    • ‘Bloom feels that ground chuck is a better choice because sirloin loses its fat and juices, especially on the grill.’
    • ‘They also found that higher levels of marbling were preferred for loin steaks but discounted in chuck roasts.’
    • ‘I feel I deserve a little bit of happiness, I am not asking for the whole pie, just a good fatty chuck.’
    • ‘There were nice fatty chuck roasts, rolled flanks and skirts, four kinds of fresh looking ground beef in those pretty crowns that I knew I'd never learn to make.’
    • ‘Here are a few guidelines: if you are preparing a red meat based stew use front quarter cuts like a pork shoulder or a beef chuck or ribs.’
    • ‘I use chuck steak because I can find good quality at a reasonable price.’
    • ‘Back then, meatloaf prepared with 27% fat ground chuck was standard fare.’
    • ‘In recent years, there has been a move toward chilled chucks and rounds and away from loins as the result of stagnant incomes in Japan and continued high prices for imported beef.’
    • ‘They prefer chuck roast, cut into 1-inch cubes to hamburger or ground beef.’
    • ‘They also found that higher levels of marbling were preferred for loin steaks but discounted in chuck roasts.’
    • ‘I use chuck steak because I can find good quality at a reasonable price.’

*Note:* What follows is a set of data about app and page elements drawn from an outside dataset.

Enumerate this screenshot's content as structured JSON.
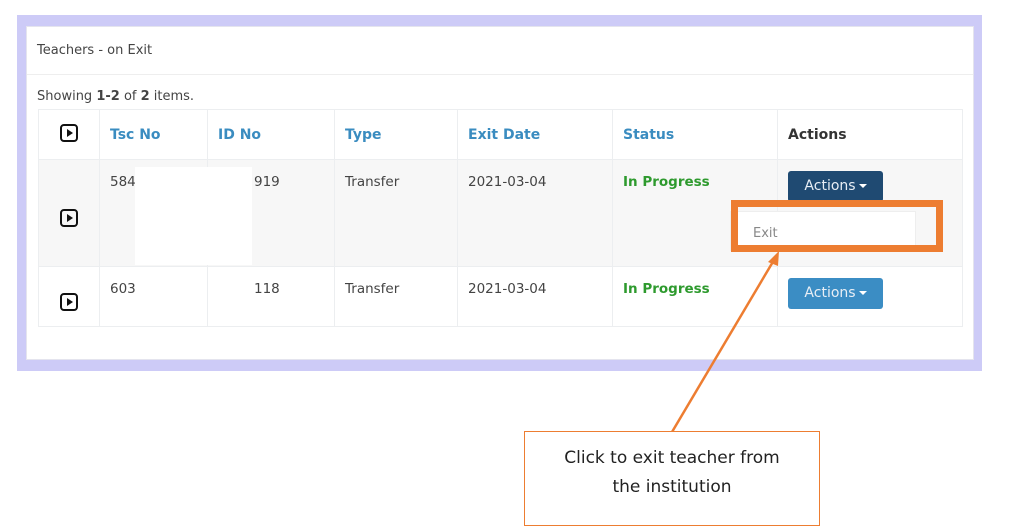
{
  "panel": {
    "title": "Teachers - on Exit",
    "summary": {
      "prefix": "Showing ",
      "range": "1-2",
      "mid": " of ",
      "total": "2",
      "suffix": " items."
    }
  },
  "table": {
    "headers": [
      "Tsc No",
      "ID No",
      "Type",
      "Exit Date",
      "Status",
      "Actions"
    ],
    "rows": [
      {
        "tsc_no": "584",
        "id_no": "919",
        "type": "Transfer",
        "exit_date": "2021-03-04",
        "status": "In Progress",
        "action_label": "Actions"
      },
      {
        "tsc_no": "603",
        "id_no": "118",
        "type": "Transfer",
        "exit_date": "2021-03-04",
        "status": "In Progress",
        "action_label": "Actions"
      }
    ]
  },
  "dropdown": {
    "items": [
      "Exit"
    ]
  },
  "callout": {
    "line1": "Click to exit teacher from",
    "line2": "the institution"
  },
  "colors": {
    "frame": "#cdcbf7",
    "header_link": "#3a8cc0",
    "status": "#2e9a2e",
    "button_active": "#1f4a72",
    "button": "#3b8dc4",
    "annotation": "#ed7d31"
  },
  "icons": {
    "row_expand": "play-square-icon",
    "caret": "caret-down-icon"
  }
}
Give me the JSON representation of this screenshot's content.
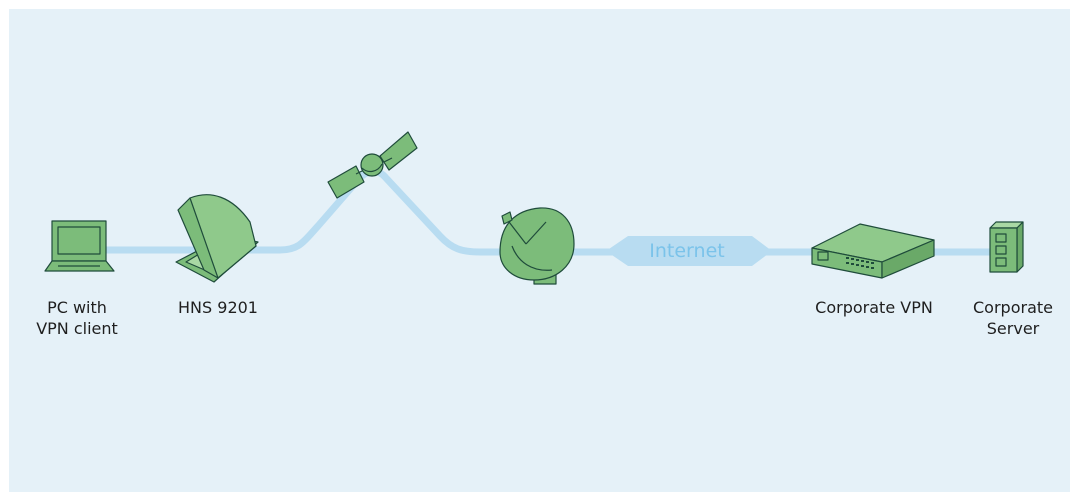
{
  "colors": {
    "background": "#e5f1f8",
    "link": "#b8dcf1",
    "device_fill": "#7cbc7a",
    "device_stroke": "#1f4c3b",
    "internet_text": "#7bc3ea"
  },
  "nodes": {
    "pc": {
      "icon": "laptop-icon",
      "label_line1": "PC with",
      "label_line2": "VPN client"
    },
    "terminal": {
      "icon": "satellite-terminal-icon",
      "label": "HNS 9201"
    },
    "satellite": {
      "icon": "satellite-icon"
    },
    "ground_station": {
      "icon": "satellite-dish-icon"
    },
    "internet": {
      "icon": "internet-cloud-icon",
      "label": "Internet"
    },
    "vpn": {
      "icon": "network-switch-icon",
      "label": "Corporate VPN"
    },
    "server": {
      "icon": "server-icon",
      "label_line1": "Corporate",
      "label_line2": "Server"
    }
  }
}
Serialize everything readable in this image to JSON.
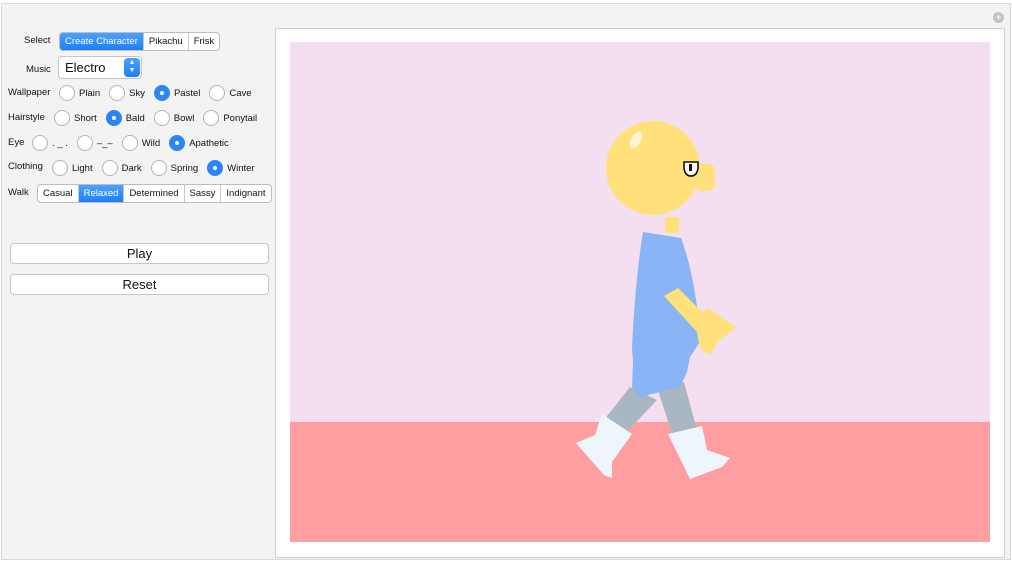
{
  "select": {
    "label": "Select",
    "options": [
      "Create Character",
      "Pikachu",
      "Frisk"
    ],
    "selected": 0
  },
  "music": {
    "label": "Music",
    "value": "Electro"
  },
  "wallpaper": {
    "label": "Wallpaper",
    "options": [
      "Plain",
      "Sky",
      "Pastel",
      "Cave"
    ],
    "selected": 2
  },
  "hairstyle": {
    "label": "Hairstyle",
    "options": [
      "Short",
      "Bald",
      "Bowl",
      "Ponytail"
    ],
    "selected": 1
  },
  "eye": {
    "label": "Eye",
    "options": [
      ". _ .",
      "–_–",
      "Wild",
      "Apathetic"
    ],
    "selected": 3
  },
  "clothing": {
    "label": "Clothing",
    "options": [
      "Light",
      "Dark",
      "Spring",
      "Winter"
    ],
    "selected": 3
  },
  "walk": {
    "label": "Walk",
    "options": [
      "Casual",
      "Relaxed",
      "Determined",
      "Sassy",
      "Indignant"
    ],
    "selected": 1
  },
  "buttons": {
    "play": "Play",
    "reset": "Reset"
  },
  "icons": {
    "corner": "plus-circle-icon"
  },
  "colors": {
    "accent": "#1f7ef4",
    "sky": "#f3dfef",
    "ground": "#ff9ea0",
    "skin": "#ffe07a",
    "shirt": "#89b4f5",
    "sleeve_back": "#3c5f95",
    "pants": "#a9b7c3",
    "boots": "#eef6fc"
  }
}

Origin

Late 17th century, as a variant of chock; see also chunk.

Pronunciation

chuck

/CHək/ /tʃək/

Main definitions of chuck in English

: chuck1chuck2chuck3chuck4chuck5chuck6

chuck4

Pronunciation /CHək/ /tʃək/

Translate chuck into Spanish

noun

informal US
  • Food or provisions.

    • ‘Moving to America, one finds that the category of food known as chuck to cowboys is rich in examples of one-pot dishes.’

Origin

Mid 19th century perhaps the same word as chuck.

Pronunciation

chuck

/CHək/ /tʃək/

Main definitions of chuck in English

: chuck1chuck2chuck3chuck4chuck5chuck6

chuck5

Pronunciation /CHək/ /tʃək/

Translate chuck into Spanish

noun

informal Northern English
  • Used as a friendly form of address.

    • ‘“Can I help you at all, chuck?”’

Origin

Late 16th century alteration of chick.

Pronunciation

chuck

/CHək/ /tʃək/

Main definitions of chuck in English

: chuck1chuck2chuck3chuck4chuck5chuck6

chuck6

Pronunciation /CHək/ /tʃək/

Translate chuck into Spanish

noun

North American
short for woodchuck

Pronunciation

chuck

/CHək/ /tʃək/